Our state is no stranger to oil and gas drilling. In fact, one of the earliest commercial U.S. oil wells was discovered in 1829 by a man boring for salt brine on a farm in Cumberland County.
Nonrenewable resources such as petroleum and natural gas are major sources of energy generation. According to the Kentucky Waterways Alliance
, there are an estimated 6,000 shale gas wells producing between 50 and 70 billion cubic feet of gas annually in Kentucky. Many of the wells are located in the Big Sandy gas field of Floyd, Knott, Letcher, Martin and Pike Counties.
Another ancient geologic layer known as the Rogersville shale has recently drawn the attention of companies looking to unlock oil and gas from deep underground. The shale lies in a basin called the Rome Trough, which in Kentucky curves southwest from Lawrence County through parts of Central Kentucky and into the southern part of the state.
The development of horizontal drilling along with hydraulic fracturing, or “fracking,” now allows for drilling down 2 miles or more and then branching off horizontal lines. The potential to tap into this previously unreachable resource has sparked recent interest from oil and gas companies, causing huge jumps in the number of oil and gas leases recorded in Kentucky counties.
Although locking up that acreage does not mean every well will be drilled, the attention is enough to cause concern among residents.
Basics of the Fracking Process
The apprehension stems from the process itself. Fracking involves blasting millions of gallons of high-pressure water directly into the shale layers to create fractures that release oil, gas and natural-gas liquids such as propane and butane locked in tiny pores in the rock. Chemicals are added to the water to dissolve minerals, kill bacteria and reduce friction, while sand is inserted to prop open the fractures.

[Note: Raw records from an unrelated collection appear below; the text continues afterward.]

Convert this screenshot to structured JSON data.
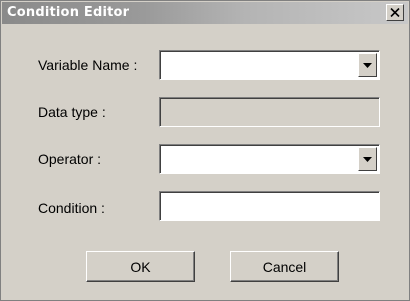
{
  "window": {
    "title": "Condition Editor"
  },
  "form": {
    "variable_name": {
      "label": "Variable Name :",
      "value": ""
    },
    "data_type": {
      "label": "Data type :",
      "value": ""
    },
    "operator": {
      "label": "Operator :",
      "value": ""
    },
    "condition": {
      "label": "Condition :",
      "value": ""
    }
  },
  "buttons": {
    "ok_label": "OK",
    "cancel_label": "Cancel"
  },
  "icons": {
    "close": "close-icon",
    "dropdown": "chevron-down-icon"
  }
}
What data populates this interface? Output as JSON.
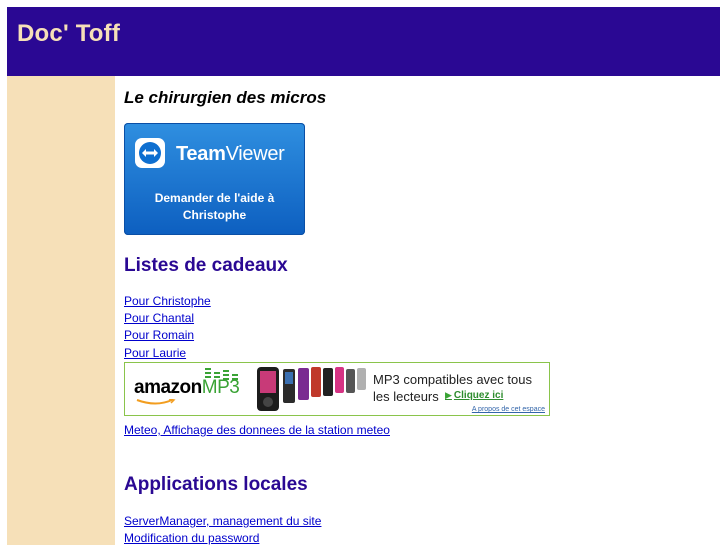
{
  "header": {
    "site_title": "Doc' Toff"
  },
  "main": {
    "tagline": "Le chirurgien des micros",
    "teamviewer": {
      "brand_bold": "Team",
      "brand_light": "Viewer",
      "caption_line1": "Demander de l'aide à",
      "caption_line2": "Christophe"
    },
    "gifts": {
      "heading": "Listes de cadeaux",
      "links": [
        "Pour Christophe",
        "Pour Chantal",
        "Pour Romain",
        "Pour Laurie"
      ]
    },
    "amazon_ad": {
      "logo_text": "amazon",
      "logo_mp3": "MP3",
      "line1": "MP3 compatibles avec tous",
      "line2": "les lecteurs",
      "cta": "Cliquez ici",
      "about": "A propos de cet espace"
    },
    "meteo_link": "Meteo, Affichage des donnees de la station meteo",
    "local_apps": {
      "heading": "Applications locales",
      "links": [
        "ServerManager, management du site",
        "Modification du password"
      ]
    }
  },
  "colors": {
    "header_bg": "#2a0893",
    "sidebar_bg": "#f6e0b8",
    "heading": "#2a0893",
    "link": "#0000cc"
  }
}
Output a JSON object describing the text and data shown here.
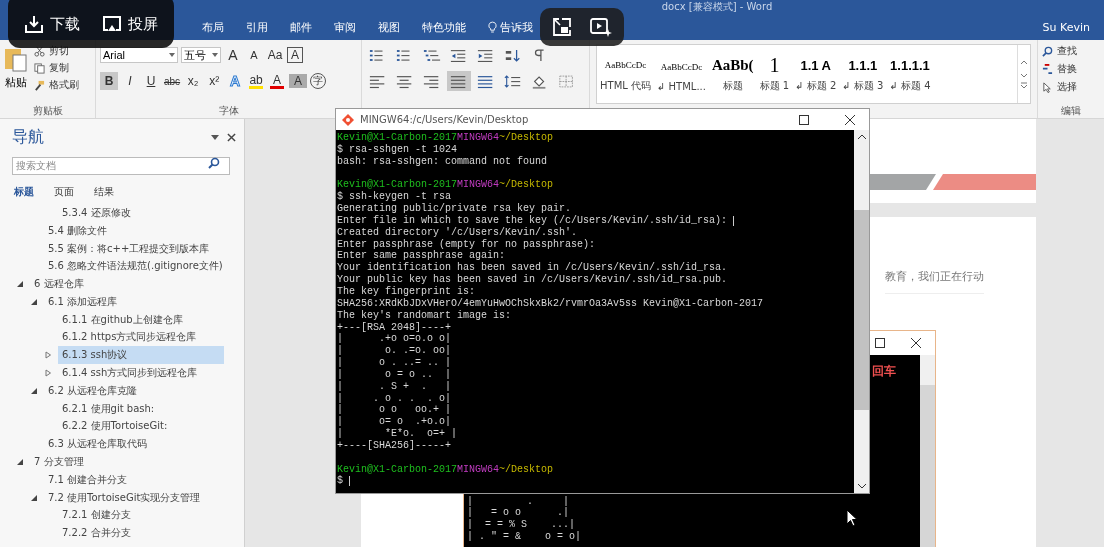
{
  "overlay": {
    "buttons": [
      {
        "kind": "download",
        "label": "下载"
      },
      {
        "kind": "cast",
        "label": "投屏"
      }
    ],
    "tools": [
      {
        "kind": "pip"
      },
      {
        "kind": "magic"
      }
    ]
  },
  "window": {
    "title": "docx [兼容模式] - Word",
    "user": "Su Kevin"
  },
  "tabs": [
    {
      "label": "布局",
      "selected": false
    },
    {
      "label": "引用",
      "selected": false
    },
    {
      "label": "邮件",
      "selected": false
    },
    {
      "label": "审阅",
      "selected": false
    },
    {
      "label": "视图",
      "selected": false
    },
    {
      "label": "特色功能",
      "selected": false
    },
    {
      "label": "告诉我",
      "selected": false,
      "kind": "tell"
    }
  ],
  "ribbon": {
    "clipboard": {
      "paste": "粘贴",
      "items": [
        {
          "kind": "cut",
          "label": "剪切"
        },
        {
          "kind": "copy",
          "label": "复制"
        },
        {
          "kind": "brush",
          "label": "格式刷"
        }
      ],
      "title": "剪贴板"
    },
    "font": {
      "name": "Arial",
      "size": "五号",
      "row1": [
        {
          "glyph": "A",
          "kind": "grow"
        },
        {
          "glyph": "A",
          "kind": "shrink"
        },
        {
          "glyph": "Aa",
          "kind": "case"
        },
        {
          "glyph": "A",
          "kind": "outline"
        }
      ],
      "row2": [
        {
          "glyph": "B",
          "kind": "bold",
          "selected": true
        },
        {
          "glyph": "I",
          "kind": "italic",
          "selected": false
        },
        {
          "glyph": "U",
          "kind": "underline",
          "selected": false
        },
        {
          "glyph": "abc",
          "kind": "strike",
          "selected": false
        },
        {
          "glyph": "x₂",
          "kind": "plain",
          "selected": false
        },
        {
          "glyph": "x²",
          "kind": "plain",
          "selected": false
        },
        {
          "glyph": "A",
          "kind": "effect",
          "selected": false
        },
        {
          "glyph": "ab",
          "kind": "colorbar",
          "color": "#ffe000",
          "selected": false
        },
        {
          "glyph": "A",
          "kind": "colorbar",
          "color": "#e00000",
          "selected": false
        },
        {
          "glyph": "A",
          "kind": "shaded",
          "selected": false
        },
        {
          "glyph": "字",
          "kind": "circle",
          "selected": false
        }
      ],
      "title": "字体"
    },
    "paragraph": {
      "row1": [
        {
          "kind": "bullets",
          "selected": false
        },
        {
          "kind": "numbering",
          "selected": false
        },
        {
          "kind": "multilevel",
          "selected": false
        },
        {
          "kind": "outdent",
          "selected": false
        },
        {
          "kind": "indent",
          "selected": false
        },
        {
          "kind": "sort",
          "selected": false
        },
        {
          "kind": "marks",
          "selected": false
        }
      ],
      "row2": [
        {
          "kind": "align-left",
          "selected": false
        },
        {
          "kind": "align-center",
          "selected": false
        },
        {
          "kind": "align-right",
          "selected": false
        },
        {
          "kind": "justify",
          "selected": true
        },
        {
          "kind": "distribute",
          "selected": false
        },
        {
          "kind": "spacing",
          "selected": false
        },
        {
          "kind": "shading",
          "selected": false
        },
        {
          "kind": "borders",
          "selected": false
        }
      ]
    },
    "styles": [
      {
        "preview": "AaBbCcDc",
        "label": "HTML 代码",
        "kind": "code",
        "selected": false
      },
      {
        "preview": "AaBbCcDc",
        "label": "↲ HTML...",
        "kind": "code",
        "selected": false
      },
      {
        "preview": "AaBb(",
        "label": "标题",
        "kind": "title",
        "selected": false
      },
      {
        "preview": "1",
        "label": "标题 1",
        "kind": "h1",
        "selected": false
      },
      {
        "preview": "1.1 A",
        "label": "↲ 标题 2",
        "kind": "h2",
        "selected": false
      },
      {
        "preview": "1.1.1",
        "label": "↲ 标题 3",
        "kind": "h2",
        "selected": false
      },
      {
        "preview": "1.1.1.1",
        "label": "↲ 标题 4",
        "kind": "h2",
        "selected": false
      }
    ],
    "editing": {
      "items": [
        {
          "kind": "find",
          "label": "查找"
        },
        {
          "kind": "replace",
          "label": "替换"
        },
        {
          "kind": "select",
          "label": "选择"
        }
      ],
      "title": "编辑"
    }
  },
  "nav": {
    "title": "导航",
    "search": {
      "placeholder": "搜索文档"
    },
    "tabs": [
      {
        "label": "标题",
        "selected": true
      },
      {
        "label": "页面",
        "selected": false
      },
      {
        "label": "结果",
        "selected": false
      }
    ],
    "tree": [
      {
        "children": [
          {
            "children": [
              {
                "label": "5.3.4 还原修改",
                "selected": false
              }
            ]
          },
          {
            "label": "5.4 删除文件",
            "selected": false
          },
          {
            "label": "5.5 案例：将c++工程提交到版本库",
            "selected": false
          },
          {
            "label": "5.6 忽略文件语法规范(.gitignore文件)",
            "selected": false
          }
        ]
      },
      {
        "label": "6 远程仓库",
        "selected": false,
        "expanded": true,
        "children": [
          {
            "label": "6.1 添加远程库",
            "selected": false,
            "expanded": true,
            "children": [
              {
                "label": "6.1.1 在github上创建仓库",
                "selected": false
              },
              {
                "label": "6.1.2 https方式同步远程仓库",
                "selected": false
              },
              {
                "label": "6.1.3 ssh协议",
                "selected": true,
                "expanded": false
              },
              {
                "label": "6.1.4 ssh方式同步到远程仓库",
                "selected": false,
                "expanded": false
              }
            ]
          },
          {
            "label": "6.2 从远程仓库克隆",
            "selected": false,
            "expanded": true,
            "children": [
              {
                "label": "6.2.1 使用git bash:",
                "selected": false
              },
              {
                "label": "6.2.2 使用TortoiseGit:",
                "selected": false
              }
            ]
          },
          {
            "label": "6.3 从远程仓库取代码",
            "selected": false
          }
        ]
      },
      {
        "label": "7 分支管理",
        "selected": false,
        "expanded": true,
        "children": [
          {
            "label": "7.1 创建合并分支",
            "selected": false
          },
          {
            "label": "7.2 使用TortoiseGit实现分支管理",
            "selected": false,
            "expanded": true,
            "children": [
              {
                "label": "7.2.1 创建分支",
                "selected": false
              },
              {
                "label": "7.2.2 合并分支",
                "selected": false
              }
            ]
          }
        ]
      }
    ]
  },
  "document": {
    "tagline": "教育，我们正在行动"
  },
  "back_terminal": {
    "note": "回车",
    "lines": [
      "|         .     |",
      "|   = o o      .|",
      "|  = = % S    ...|",
      "| . \" = &    o = o|"
    ]
  },
  "terminal": {
    "title": "MINGW64:/c/Users/Kevin/Desktop",
    "lines": [
      {
        "kind": "prompt",
        "user": "Kevin@X1-Carbon-2017",
        "env": "MINGW64",
        "path": "~/Desktop"
      },
      {
        "kind": "text",
        "text": "$ rsa-sshgen -t 1024"
      },
      {
        "kind": "text",
        "text": "bash: rsa-sshgen: command not found"
      },
      {
        "kind": "blank"
      },
      {
        "kind": "prompt",
        "user": "Kevin@X1-Carbon-2017",
        "env": "MINGW64",
        "path": "~/Desktop"
      },
      {
        "kind": "text",
        "text": "$ ssh-keygen -t rsa"
      },
      {
        "kind": "text",
        "text": "Generating public/private rsa key pair."
      },
      {
        "kind": "text",
        "text": "Enter file in which to save the key (/c/Users/Kevin/.ssh/id_rsa):",
        "cursor": true
      },
      {
        "kind": "text",
        "text": "Created directory '/c/Users/Kevin/.ssh'."
      },
      {
        "kind": "text",
        "text": "Enter passphrase (empty for no passphrase):"
      },
      {
        "kind": "text",
        "text": "Enter same passphrase again:"
      },
      {
        "kind": "text",
        "text": "Your identification has been saved in /c/Users/Kevin/.ssh/id_rsa."
      },
      {
        "kind": "text",
        "text": "Your public key has been saved in /c/Users/Kevin/.ssh/id_rsa.pub."
      },
      {
        "kind": "text",
        "text": "The key fingerprint is:"
      },
      {
        "kind": "text",
        "text": "SHA256:XRdKbJDxVHerO/4emYuHwOChSkxBk2/rvmrOa3Av5ss Kevin@X1-Carbon-2017"
      },
      {
        "kind": "text",
        "text": "The key's randomart image is:"
      },
      {
        "kind": "text",
        "text": "+---[RSA 2048]----+"
      },
      {
        "kind": "text",
        "text": "|      .+o o=o.o o|"
      },
      {
        "kind": "text",
        "text": "|       o. .=o. oo|"
      },
      {
        "kind": "text",
        "text": "|      o . ..= .. |"
      },
      {
        "kind": "text",
        "text": "|       o = o ..  |"
      },
      {
        "kind": "text",
        "text": "|      . S +  .   |"
      },
      {
        "kind": "text",
        "text": "|     . o . .  . o|"
      },
      {
        "kind": "text",
        "text": "|      o o   oo.+ |"
      },
      {
        "kind": "text",
        "text": "|      o= o  .+o.o|"
      },
      {
        "kind": "text",
        "text": "|       *E*o.  o=+ |"
      },
      {
        "kind": "text",
        "text": "+----[SHA256]-----+"
      },
      {
        "kind": "blank"
      },
      {
        "kind": "prompt",
        "user": "Kevin@X1-Carbon-2017",
        "env": "MINGW64",
        "path": "~/Desktop"
      },
      {
        "kind": "text",
        "text": "$",
        "cursor": true
      }
    ]
  }
}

The sheer magnitude of high-pressure water fracking operations has many citizens worried about the potential for industrial development and heavy truck traffic in their rural area. Even more concerning are possible spills or leaks that can contaminate the groundwater, seriously harming water quality. Waste disposal in underground injection wells has been linked to small earthquakes. And there’s no denying that fracking adds greenhouse gases to the atmosphere through leakage during gas extraction and carbon dioxide release during burning. And, as we’ve seen from the mining and gas industries, worker injuries
are another fallout of such hazardous processes.
Questions about a Lease or Concerned about Safety?
Some landowners are worried about the overall effect on the community. Many have been harassed by persistent leasing agents and may have signed leases without a full understanding of the terms. If you are concerned about fracking in your area, if you have been contacted by a leasing agent, or if you simply want more information on this controversial process, discuss it with one of the attorneys at the Pikeville, KY-based Johnson Law Firm. We are ready to provide you with a free and confidential initial consultation. Contact us by calling 606-437-4488 or through our online form